# [PROBLEM TO SOLVE]
After reading the lines below, count those that contain "title" and give the count alone.

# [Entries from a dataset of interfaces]
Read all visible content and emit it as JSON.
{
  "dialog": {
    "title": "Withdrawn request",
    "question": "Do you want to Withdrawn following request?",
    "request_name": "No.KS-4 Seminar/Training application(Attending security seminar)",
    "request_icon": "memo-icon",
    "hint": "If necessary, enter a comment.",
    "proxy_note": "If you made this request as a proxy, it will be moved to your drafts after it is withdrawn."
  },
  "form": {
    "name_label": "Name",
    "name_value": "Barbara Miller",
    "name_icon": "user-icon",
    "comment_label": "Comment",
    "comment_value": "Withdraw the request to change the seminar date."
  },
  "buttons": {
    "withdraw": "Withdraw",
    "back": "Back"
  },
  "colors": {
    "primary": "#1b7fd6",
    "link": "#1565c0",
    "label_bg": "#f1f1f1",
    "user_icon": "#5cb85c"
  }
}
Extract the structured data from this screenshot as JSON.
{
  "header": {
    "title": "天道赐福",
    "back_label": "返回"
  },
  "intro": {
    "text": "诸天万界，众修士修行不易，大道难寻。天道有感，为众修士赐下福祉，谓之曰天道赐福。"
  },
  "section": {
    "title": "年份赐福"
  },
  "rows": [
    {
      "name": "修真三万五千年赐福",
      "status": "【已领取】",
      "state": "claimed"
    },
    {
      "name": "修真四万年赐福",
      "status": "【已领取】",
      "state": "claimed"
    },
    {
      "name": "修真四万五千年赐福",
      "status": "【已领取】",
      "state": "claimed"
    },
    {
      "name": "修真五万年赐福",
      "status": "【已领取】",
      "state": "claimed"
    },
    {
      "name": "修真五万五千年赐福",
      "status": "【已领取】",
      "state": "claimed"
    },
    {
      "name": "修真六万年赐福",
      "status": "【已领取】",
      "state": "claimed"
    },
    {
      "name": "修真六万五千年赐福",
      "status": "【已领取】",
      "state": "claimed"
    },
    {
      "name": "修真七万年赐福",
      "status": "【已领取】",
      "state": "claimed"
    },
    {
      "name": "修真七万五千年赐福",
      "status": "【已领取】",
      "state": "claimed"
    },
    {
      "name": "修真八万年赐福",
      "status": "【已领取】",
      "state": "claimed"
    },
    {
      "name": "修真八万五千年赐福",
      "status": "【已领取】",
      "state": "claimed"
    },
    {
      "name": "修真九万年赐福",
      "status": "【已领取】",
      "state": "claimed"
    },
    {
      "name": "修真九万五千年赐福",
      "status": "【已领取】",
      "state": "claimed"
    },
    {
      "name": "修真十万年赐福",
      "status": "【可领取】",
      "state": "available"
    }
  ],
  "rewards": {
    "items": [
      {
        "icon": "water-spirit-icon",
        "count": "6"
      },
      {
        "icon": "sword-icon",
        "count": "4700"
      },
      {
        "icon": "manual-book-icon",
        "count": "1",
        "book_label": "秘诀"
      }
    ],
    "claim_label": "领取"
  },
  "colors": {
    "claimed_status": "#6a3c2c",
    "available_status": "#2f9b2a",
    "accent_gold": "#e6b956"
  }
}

# [OUTPUT OF THE TASK]
3